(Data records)
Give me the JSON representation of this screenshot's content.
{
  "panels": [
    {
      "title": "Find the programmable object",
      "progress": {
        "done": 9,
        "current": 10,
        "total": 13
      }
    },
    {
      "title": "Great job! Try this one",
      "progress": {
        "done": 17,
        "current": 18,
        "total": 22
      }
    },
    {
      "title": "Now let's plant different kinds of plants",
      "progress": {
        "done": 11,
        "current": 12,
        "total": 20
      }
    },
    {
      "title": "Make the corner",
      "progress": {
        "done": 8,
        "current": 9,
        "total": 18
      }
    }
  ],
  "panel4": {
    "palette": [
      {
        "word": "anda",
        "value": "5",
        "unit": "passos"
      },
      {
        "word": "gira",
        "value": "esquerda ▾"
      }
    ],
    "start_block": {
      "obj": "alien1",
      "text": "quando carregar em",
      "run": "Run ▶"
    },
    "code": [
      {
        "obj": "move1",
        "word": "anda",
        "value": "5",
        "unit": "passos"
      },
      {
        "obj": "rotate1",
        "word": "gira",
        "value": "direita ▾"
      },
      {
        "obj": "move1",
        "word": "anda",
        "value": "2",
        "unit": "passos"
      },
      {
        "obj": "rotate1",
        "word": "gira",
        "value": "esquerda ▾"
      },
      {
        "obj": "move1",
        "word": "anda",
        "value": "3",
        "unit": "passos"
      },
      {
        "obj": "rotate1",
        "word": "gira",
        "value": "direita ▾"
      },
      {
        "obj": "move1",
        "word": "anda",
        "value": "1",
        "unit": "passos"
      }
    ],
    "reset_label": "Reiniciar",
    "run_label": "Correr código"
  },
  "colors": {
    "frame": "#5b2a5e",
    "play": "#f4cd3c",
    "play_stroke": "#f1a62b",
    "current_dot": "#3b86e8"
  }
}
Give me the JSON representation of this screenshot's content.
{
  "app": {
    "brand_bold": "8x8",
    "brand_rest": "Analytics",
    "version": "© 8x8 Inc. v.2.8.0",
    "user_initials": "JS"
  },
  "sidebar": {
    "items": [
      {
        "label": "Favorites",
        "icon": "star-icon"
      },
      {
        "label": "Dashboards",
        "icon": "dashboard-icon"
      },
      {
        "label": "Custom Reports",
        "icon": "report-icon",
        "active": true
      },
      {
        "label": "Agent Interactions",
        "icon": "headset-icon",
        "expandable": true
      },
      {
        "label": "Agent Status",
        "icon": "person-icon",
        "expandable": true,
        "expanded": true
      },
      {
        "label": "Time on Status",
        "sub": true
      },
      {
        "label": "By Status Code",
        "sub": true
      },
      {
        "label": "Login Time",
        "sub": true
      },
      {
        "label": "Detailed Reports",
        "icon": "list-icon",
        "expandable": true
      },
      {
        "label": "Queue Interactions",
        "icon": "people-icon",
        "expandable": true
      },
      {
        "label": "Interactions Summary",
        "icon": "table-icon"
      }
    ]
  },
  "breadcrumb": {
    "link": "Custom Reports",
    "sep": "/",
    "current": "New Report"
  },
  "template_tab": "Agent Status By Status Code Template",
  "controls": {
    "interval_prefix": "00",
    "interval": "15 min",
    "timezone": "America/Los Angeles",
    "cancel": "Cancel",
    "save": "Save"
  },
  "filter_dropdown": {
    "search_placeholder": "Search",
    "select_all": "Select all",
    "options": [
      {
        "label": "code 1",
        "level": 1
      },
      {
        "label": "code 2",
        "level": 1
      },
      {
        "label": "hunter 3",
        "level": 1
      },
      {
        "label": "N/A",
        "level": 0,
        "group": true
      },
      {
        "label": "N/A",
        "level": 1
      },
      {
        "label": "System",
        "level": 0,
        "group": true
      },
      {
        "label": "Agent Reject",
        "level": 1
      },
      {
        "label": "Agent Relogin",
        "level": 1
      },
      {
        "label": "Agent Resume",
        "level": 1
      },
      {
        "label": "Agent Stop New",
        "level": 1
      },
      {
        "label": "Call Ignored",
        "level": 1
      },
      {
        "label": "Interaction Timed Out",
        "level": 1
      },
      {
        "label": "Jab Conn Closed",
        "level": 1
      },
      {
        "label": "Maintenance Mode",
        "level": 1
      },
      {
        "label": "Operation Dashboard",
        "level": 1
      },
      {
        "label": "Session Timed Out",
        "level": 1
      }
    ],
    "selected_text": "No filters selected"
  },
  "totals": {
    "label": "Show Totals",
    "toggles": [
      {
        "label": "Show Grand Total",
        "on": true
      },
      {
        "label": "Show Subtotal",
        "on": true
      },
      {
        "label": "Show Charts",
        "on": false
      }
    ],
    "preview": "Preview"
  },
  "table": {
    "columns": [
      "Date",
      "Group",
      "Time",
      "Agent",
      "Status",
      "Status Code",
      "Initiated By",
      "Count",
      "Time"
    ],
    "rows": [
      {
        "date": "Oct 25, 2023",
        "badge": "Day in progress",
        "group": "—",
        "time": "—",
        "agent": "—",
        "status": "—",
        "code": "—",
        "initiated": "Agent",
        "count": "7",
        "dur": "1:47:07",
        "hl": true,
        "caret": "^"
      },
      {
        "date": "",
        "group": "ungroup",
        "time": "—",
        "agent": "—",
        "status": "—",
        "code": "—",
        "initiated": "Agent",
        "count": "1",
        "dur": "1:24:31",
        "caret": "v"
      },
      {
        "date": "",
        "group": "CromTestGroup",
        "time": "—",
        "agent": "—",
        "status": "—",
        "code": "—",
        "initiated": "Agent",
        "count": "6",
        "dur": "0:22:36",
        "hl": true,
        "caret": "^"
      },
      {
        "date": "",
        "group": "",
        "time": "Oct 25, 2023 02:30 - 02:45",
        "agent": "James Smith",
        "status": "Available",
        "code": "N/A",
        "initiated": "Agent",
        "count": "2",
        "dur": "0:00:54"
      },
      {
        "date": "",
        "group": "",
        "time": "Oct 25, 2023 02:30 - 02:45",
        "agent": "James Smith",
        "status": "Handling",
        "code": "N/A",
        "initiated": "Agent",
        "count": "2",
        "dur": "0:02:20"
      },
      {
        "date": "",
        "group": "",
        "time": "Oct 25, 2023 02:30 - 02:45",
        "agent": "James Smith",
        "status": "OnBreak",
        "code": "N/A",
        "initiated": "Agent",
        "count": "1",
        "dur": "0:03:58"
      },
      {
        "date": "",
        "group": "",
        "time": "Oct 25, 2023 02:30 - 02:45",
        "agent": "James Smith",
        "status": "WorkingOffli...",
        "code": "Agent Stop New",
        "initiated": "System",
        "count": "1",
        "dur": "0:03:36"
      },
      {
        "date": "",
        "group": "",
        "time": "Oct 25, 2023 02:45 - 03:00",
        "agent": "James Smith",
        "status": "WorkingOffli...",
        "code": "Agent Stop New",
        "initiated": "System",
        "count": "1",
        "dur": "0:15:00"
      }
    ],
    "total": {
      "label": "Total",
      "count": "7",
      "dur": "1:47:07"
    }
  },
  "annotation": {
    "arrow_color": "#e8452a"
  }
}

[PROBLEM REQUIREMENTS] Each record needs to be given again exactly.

[COMPLETED TASK]
Give me the JSON representation of this screenshot's content.
{
  "panels": [
    {
      "title": "Find the programmable object",
      "progress": {
        "done": 9,
        "current": 10,
        "total": 13
      }
    },
    {
      "title": "Great job! Try this one",
      "progress": {
        "done": 17,
        "current": 18,
        "total": 22
      }
    },
    {
      "title": "Now let's plant different kinds of plants",
      "progress": {
        "done": 11,
        "current": 12,
        "total": 20
      }
    },
    {
      "title": "Make the corner",
      "progress": {
        "done": 8,
        "current": 9,
        "total": 18
      }
    }
  ],
  "panel4": {
    "palette": [
      {
        "word": "anda",
        "value": "5",
        "unit": "passos"
      },
      {
        "word": "gira",
        "value": "esquerda ▾"
      }
    ],
    "start_block": {
      "obj": "alien1",
      "text": "quando carregar em",
      "run": "Run ▶"
    },
    "code": [
      {
        "obj": "move1",
        "word": "anda",
        "value": "5",
        "unit": "passos"
      },
      {
        "obj": "rotate1",
        "word": "gira",
        "value": "direita ▾"
      },
      {
        "obj": "move1",
        "word": "anda",
        "value": "2",
        "unit": "passos"
      },
      {
        "obj": "rotate1",
        "word": "gira",
        "value": "esquerda ▾"
      },
      {
        "obj": "move1",
        "word": "anda",
        "value": "3",
        "unit": "passos"
      },
      {
        "obj": "rotate1",
        "word": "gira",
        "value": "direita ▾"
      },
      {
        "obj": "move1",
        "word": "anda",
        "value": "1",
        "unit": "passos"
      }
    ],
    "reset_label": "Reiniciar",
    "run_label": "Correr código"
  },
  "colors": {
    "frame": "#5b2a5e",
    "play": "#f4cd3c",
    "play_stroke": "#f1a62b",
    "current_dot": "#3b86e8"
  }
}
Give me the JSON representation of this screenshot's content.
{
  "app": {
    "brand_bold": "8x8",
    "brand_rest": "Analytics",
    "version": "© 8x8 Inc. v.2.8.0",
    "user_initials": "JS"
  },
  "sidebar": {
    "items": [
      {
        "label": "Favorites",
        "icon": "star-icon"
      },
      {
        "label": "Dashboards",
        "icon": "dashboard-icon"
      },
      {
        "label": "Custom Reports",
        "icon": "report-icon",
        "active": true
      },
      {
        "label": "Agent Interactions",
        "icon": "headset-icon",
        "expandable": true
      },
      {
        "label": "Agent Status",
        "icon": "person-icon",
        "expandable": true,
        "expanded": true
      },
      {
        "label": "Time on Status",
        "sub": true
      },
      {
        "label": "By Status Code",
        "sub": true
      },
      {
        "label": "Login Time",
        "sub": true
      },
      {
        "label": "Detailed Reports",
        "icon": "list-icon",
        "expandable": true
      },
      {
        "label": "Queue Interactions",
        "icon": "people-icon",
        "expandable": true
      },
      {
        "label": "Interactions Summary",
        "icon": "table-icon"
      }
    ]
  },
  "breadcrumb": {
    "link": "Custom Reports",
    "sep": "/",
    "current": "New Report"
  },
  "template_tab": "Agent Status By Status Code Template",
  "controls": {
    "interval_prefix": "00",
    "interval": "15 min",
    "timezone": "America/Los Angeles",
    "cancel": "Cancel",
    "save": "Save"
  },
  "filter_dropdown": {
    "search_placeholder": "Search",
    "select_all": "Select all",
    "options": [
      {
        "label": "code 1",
        "level": 1
      },
      {
        "label": "code 2",
        "level": 1
      },
      {
        "label": "hunter 3",
        "level": 1
      },
      {
        "label": "N/A",
        "level": 0,
        "group": true
      },
      {
        "label": "N/A",
        "level": 1
      },
      {
        "label": "System",
        "level": 0,
        "group": true
      },
      {
        "label": "Agent Reject",
        "level": 1
      },
      {
        "label": "Agent Relogin",
        "level": 1
      },
      {
        "label": "Agent Resume",
        "level": 1
      },
      {
        "label": "Agent Stop New",
        "level": 1
      },
      {
        "label": "Call Ignored",
        "level": 1
      },
      {
        "label": "Interaction Timed Out",
        "level": 1
      },
      {
        "label": "Jab Conn Closed",
        "level": 1
      },
      {
        "label": "Maintenance Mode",
        "level": 1
      },
      {
        "label": "Operation Dashboard",
        "level": 1
      },
      {
        "label": "Session Timed Out",
        "level": 1
      }
    ],
    "selected_text": "No filters selected"
  },
  "totals": {
    "label": "Show Totals",
    "toggles": [
      {
        "label": "Show Grand Total",
        "on": true
      },
      {
        "label": "Show Subtotal",
        "on": true
      },
      {
        "label": "Show Charts",
        "on": false
      }
    ],
    "preview": "Preview"
  },
  "table": {
    "columns": [
      "Date",
      "Group",
      "Time",
      "Agent",
      "Status",
      "Status Code",
      "Initiated By",
      "Count",
      "Time"
    ],
    "rows": [
      {
        "date": "Oct 25, 2023",
        "badge": "Day in progress",
        "group": "—",
        "time": "—",
        "agent": "—",
        "status": "—",
        "code": "—",
        "initiated": "Agent",
        "count": "7",
        "dur": "1:47:07",
        "hl": true,
        "caret": "^"
      },
      {
        "date": "",
        "group": "ungroup",
        "time": "—",
        "agent": "—",
        "status": "—",
        "code": "—",
        "initiated": "Agent",
        "count": "1",
        "dur": "1:24:31",
        "caret": "v"
      },
      {
        "date": "",
        "group": "CromTestGroup",
        "time": "—",
        "agent": "—",
        "status": "—",
        "code": "—",
        "initiated": "Agent",
        "count": "6",
        "dur": "0:22:36",
        "hl": true,
        "caret": "^"
      },
      {
        "date": "",
        "group": "",
        "time": "Oct 25, 2023 02:30 - 02:45",
        "agent": "James Smith",
        "status": "Available",
        "code": "N/A",
        "initiated": "Agent",
        "count": "2",
        "dur": "0:00:54"
      },
      {
        "date": "",
        "group": "",
        "time": "Oct 25, 2023 02:30 - 02:45",
        "agent": "James Smith",
        "status": "Handling",
        "code": "N/A",
        "initiated": "Agent",
        "count": "2",
        "dur": "0:02:20"
      },
      {
        "date": "",
        "group": "",
        "time": "Oct 25, 2023 02:30 - 02:45",
        "agent": "James Smith",
        "status": "OnBreak",
        "code": "N/A",
        "initiated": "Agent",
        "count": "1",
        "dur": "0:03:58"
      },
      {
        "date": "",
        "group": "",
        "time": "Oct 25, 2023 02:30 - 02:45",
        "agent": "James Smith",
        "status": "WorkingOffli...",
        "code": "Agent Stop New",
        "initiated": "System",
        "count": "1",
        "dur": "0:03:36"
      },
      {
        "date": "",
        "group": "",
        "time": "Oct 25, 2023 02:45 - 03:00",
        "agent": "James Smith",
        "status": "WorkingOffli...",
        "code": "Agent Stop New",
        "initiated": "System",
        "count": "1",
        "dur": "0:15:00"
      }
    ],
    "total": {
      "label": "Total",
      "count": "7",
      "dur": "1:47:07"
    }
  },
  "annotation": {
    "arrow_color": "#e8452a"
  }
}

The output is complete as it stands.